-- Description of the task --
Whenever a line contains the string "swatch", copy it out of the entries.

....

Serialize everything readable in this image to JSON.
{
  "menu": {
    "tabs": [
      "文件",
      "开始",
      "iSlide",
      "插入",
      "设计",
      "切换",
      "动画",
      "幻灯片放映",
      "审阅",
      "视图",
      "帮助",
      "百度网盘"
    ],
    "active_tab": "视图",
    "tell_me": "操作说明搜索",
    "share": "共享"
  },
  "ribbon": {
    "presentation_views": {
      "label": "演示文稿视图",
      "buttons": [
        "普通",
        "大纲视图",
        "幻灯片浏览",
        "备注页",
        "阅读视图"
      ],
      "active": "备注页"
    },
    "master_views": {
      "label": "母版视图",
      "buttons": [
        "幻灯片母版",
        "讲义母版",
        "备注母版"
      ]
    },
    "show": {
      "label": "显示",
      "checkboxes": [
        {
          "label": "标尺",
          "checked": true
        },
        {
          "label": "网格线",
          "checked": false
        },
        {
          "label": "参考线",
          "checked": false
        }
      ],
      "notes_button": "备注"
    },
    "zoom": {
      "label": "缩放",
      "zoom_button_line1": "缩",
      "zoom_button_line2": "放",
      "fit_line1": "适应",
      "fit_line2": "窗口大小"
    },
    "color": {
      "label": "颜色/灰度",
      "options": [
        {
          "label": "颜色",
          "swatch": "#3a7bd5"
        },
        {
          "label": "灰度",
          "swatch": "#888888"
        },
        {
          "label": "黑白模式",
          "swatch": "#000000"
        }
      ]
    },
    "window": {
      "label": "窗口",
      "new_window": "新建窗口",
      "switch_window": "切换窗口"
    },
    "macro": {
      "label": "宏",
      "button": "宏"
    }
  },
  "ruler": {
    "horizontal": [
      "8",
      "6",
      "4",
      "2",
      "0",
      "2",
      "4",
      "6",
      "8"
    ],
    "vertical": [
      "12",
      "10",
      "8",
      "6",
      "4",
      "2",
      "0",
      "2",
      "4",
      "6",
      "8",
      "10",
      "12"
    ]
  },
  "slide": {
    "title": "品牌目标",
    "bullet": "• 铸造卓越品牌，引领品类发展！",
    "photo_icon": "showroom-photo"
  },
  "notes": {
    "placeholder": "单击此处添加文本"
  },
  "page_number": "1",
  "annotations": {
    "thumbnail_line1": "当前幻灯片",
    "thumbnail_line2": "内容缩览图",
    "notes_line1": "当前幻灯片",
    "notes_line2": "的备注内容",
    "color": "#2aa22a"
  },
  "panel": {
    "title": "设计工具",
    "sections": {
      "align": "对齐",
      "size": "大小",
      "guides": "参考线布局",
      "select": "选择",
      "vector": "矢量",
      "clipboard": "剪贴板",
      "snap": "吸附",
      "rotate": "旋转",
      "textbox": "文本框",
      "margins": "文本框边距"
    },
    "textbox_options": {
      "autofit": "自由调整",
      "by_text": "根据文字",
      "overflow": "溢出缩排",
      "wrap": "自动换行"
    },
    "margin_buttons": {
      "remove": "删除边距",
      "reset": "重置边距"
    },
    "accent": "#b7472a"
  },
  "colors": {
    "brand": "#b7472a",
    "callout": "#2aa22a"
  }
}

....

-- Result for this task --
          "swatch": "#3a7bd5"
          "swatch": "#888888"
          "swatch": "#000000"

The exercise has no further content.